Methods of alternative dispute resolution (ADR) -- primarily arbitration and mediation -- are gaining widespread use in various areas affecting our everyday life ranging from the workplace and family life, to consumer shopping and more. Much of this can be attributed to the increase use of arbitration agreements in both employment contracts and consumer agreements. FindLaw's ADR Resources section contains information and links to various helpful articles and sites relating to alternative dispute resolution. Please select one of the links below to get started.

FindLaw ADR Resources

There are a number of resources that can be quite useful for someone entering into arbitration or mediation. These materials can help frame problems and answer questions throughout the ADR process. Included within the materials are links to important organizations such as the U.S. Office of Personnel Management, which provides an overview of the use of ADR by federal agencies. Other materials include documents that help you determine whether a lawsuit is a better option to resolve your problems and to determine whether it is necessary to retain an attorney to assist in mediation.

Other linked articles review the basics of small claims mediation, important points of consideration relating to employment arbitration agreements, and an overview of divorce mediations. A guide to small business mediation reviews the circumstances in which small businesses may benefit from mediation rather than lawsuits, and an article on child custody mediation answers the most common questions that arise in this contentious context. Links to articles in other section help provide context and review legal options outside of the ADR system.

Finally, links to external sources provide some useful information. The American Arbitration Association provides Mediator Standards of Conduct, Arbitrator Code of Ethics in Commercial Dispute, and other important documents that establish the guiding principles and policies relating to arbitration. The organization also provides resources to help prepare before filing for arbitration that can be helpful for those unfamiliar with the process.

Federal Sector Alternative Dispute Resolution

The U.S. Equal Employment Opportunity Commission provides information and resources relating to Alternative Dispute Resolution. The 1990 Administrative Dispute Resolution Act (ADRA) required federal agencies to adopt policies on ADR use. This law was reenacted as the Administrative Dispute Resolution Act of 1996 (ADR Act) and in 2000 the Equal Employment Opportunity Commission (EEOC) required all federal agencies to establish or make available ADR programs during the pre-complaint and formal stages of the EEO process. The EEOC's regulations also require agencies to make reasonable efforts to voluntarily settle EEO discrimination complaints as early as possible in the administrative process.

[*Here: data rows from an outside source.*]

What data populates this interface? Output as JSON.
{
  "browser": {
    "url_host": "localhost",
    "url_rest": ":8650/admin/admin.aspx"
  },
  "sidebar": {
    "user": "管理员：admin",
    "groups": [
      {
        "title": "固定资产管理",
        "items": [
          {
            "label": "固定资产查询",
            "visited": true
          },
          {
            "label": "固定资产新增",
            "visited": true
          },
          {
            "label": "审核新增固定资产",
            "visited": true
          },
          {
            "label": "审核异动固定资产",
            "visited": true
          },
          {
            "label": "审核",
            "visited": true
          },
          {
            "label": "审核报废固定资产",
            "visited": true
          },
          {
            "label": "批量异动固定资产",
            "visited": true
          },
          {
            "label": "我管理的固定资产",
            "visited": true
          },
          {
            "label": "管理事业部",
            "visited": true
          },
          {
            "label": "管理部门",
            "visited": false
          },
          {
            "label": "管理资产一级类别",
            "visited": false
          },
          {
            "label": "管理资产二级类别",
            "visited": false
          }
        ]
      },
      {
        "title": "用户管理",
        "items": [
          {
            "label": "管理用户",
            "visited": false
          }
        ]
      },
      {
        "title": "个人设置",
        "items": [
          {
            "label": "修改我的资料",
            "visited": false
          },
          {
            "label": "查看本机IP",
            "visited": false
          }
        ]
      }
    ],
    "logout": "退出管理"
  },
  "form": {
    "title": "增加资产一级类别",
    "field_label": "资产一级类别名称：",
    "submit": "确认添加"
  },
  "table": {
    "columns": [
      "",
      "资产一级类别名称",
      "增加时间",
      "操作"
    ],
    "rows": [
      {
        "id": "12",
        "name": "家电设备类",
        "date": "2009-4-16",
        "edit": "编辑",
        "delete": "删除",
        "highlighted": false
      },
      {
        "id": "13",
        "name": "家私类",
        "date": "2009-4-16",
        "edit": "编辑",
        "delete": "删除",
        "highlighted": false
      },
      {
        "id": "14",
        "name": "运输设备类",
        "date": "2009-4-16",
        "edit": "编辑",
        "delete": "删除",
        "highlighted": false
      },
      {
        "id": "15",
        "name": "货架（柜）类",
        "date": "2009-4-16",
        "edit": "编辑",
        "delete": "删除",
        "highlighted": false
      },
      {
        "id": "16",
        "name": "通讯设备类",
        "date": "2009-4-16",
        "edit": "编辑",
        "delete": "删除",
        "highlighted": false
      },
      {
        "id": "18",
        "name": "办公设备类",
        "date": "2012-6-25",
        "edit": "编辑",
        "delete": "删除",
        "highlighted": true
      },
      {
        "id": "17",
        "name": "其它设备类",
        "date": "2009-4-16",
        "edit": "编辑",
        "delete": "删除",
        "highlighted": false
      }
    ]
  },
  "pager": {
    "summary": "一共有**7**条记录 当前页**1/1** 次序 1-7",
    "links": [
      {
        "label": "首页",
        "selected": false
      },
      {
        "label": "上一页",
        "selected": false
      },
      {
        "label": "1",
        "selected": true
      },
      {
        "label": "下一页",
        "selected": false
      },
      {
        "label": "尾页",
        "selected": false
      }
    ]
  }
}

Our links will take you to the U.S. Equal Employment Opportunity Commission's website where these documents and many others are presented to help give a big picture of ADR in the federal context. In addition to guiding documents the organization provides its definition of alternative dispute resolution, their reasons for feeling that ADR is beneficial, and an overview of how ADR works under the revised regulations. In addition to the basic information necessary to understand EDR there are links to many federal government programs and private organizations and their own resources to assist those pursuing alternative dispute resolution.

Find ADR Resources